== Work item ==
Scan the records for "server" and copy each line that contains it.

Website and app data records
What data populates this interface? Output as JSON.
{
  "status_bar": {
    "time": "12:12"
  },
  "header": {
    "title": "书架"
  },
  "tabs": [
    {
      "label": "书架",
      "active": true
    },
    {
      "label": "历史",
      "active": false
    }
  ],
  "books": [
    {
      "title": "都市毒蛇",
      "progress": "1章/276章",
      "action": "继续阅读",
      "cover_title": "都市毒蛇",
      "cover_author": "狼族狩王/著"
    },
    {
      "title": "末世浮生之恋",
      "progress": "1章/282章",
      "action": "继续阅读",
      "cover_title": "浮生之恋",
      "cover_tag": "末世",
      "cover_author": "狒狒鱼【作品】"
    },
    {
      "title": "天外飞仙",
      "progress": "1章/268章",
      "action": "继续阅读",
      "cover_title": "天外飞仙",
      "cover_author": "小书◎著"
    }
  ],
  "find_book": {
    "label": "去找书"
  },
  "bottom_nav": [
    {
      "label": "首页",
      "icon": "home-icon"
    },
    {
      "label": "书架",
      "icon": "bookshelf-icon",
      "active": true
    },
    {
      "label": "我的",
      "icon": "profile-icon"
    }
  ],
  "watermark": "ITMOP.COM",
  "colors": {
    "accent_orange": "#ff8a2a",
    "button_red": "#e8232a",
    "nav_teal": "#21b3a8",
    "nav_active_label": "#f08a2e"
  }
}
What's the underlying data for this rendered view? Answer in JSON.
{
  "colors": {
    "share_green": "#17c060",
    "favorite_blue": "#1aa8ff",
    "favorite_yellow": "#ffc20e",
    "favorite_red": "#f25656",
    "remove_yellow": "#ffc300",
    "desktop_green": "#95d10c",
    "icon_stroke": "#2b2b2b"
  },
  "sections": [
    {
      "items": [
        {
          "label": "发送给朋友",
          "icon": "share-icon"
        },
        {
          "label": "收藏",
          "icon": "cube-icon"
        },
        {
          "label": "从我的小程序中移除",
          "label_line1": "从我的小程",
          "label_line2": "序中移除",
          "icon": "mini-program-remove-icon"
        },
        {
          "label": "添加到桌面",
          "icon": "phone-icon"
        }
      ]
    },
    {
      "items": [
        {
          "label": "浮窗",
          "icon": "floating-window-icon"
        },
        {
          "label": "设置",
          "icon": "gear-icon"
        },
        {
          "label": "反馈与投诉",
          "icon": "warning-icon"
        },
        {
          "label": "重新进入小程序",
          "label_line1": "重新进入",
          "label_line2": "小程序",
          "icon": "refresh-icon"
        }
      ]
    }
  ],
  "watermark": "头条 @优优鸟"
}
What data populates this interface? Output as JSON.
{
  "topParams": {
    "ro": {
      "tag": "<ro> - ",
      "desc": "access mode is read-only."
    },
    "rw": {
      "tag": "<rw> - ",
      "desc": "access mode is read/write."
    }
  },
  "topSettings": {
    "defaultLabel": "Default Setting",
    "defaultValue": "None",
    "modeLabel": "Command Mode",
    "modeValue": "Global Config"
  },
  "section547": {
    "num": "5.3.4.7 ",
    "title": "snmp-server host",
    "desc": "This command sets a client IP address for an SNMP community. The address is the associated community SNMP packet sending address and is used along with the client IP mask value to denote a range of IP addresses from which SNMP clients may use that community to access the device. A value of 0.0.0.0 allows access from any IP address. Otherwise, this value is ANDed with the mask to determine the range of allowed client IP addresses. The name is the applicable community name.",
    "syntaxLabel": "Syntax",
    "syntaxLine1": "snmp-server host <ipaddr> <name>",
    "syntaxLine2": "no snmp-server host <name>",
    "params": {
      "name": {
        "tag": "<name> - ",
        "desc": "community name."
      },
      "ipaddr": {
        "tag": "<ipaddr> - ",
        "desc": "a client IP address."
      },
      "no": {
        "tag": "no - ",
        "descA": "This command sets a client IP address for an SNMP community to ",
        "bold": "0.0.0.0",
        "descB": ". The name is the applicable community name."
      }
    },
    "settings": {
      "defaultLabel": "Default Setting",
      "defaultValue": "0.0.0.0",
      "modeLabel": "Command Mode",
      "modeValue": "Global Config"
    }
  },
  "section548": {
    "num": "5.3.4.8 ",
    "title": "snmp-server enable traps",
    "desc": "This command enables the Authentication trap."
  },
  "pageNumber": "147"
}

== Task solution ==
    "title": "snmp-server host",
    "syntaxLine1": "snmp-server host <ipaddr> <name>",
    "syntaxLine2": "no snmp-server host <name>",
    "title": "snmp-server enable traps",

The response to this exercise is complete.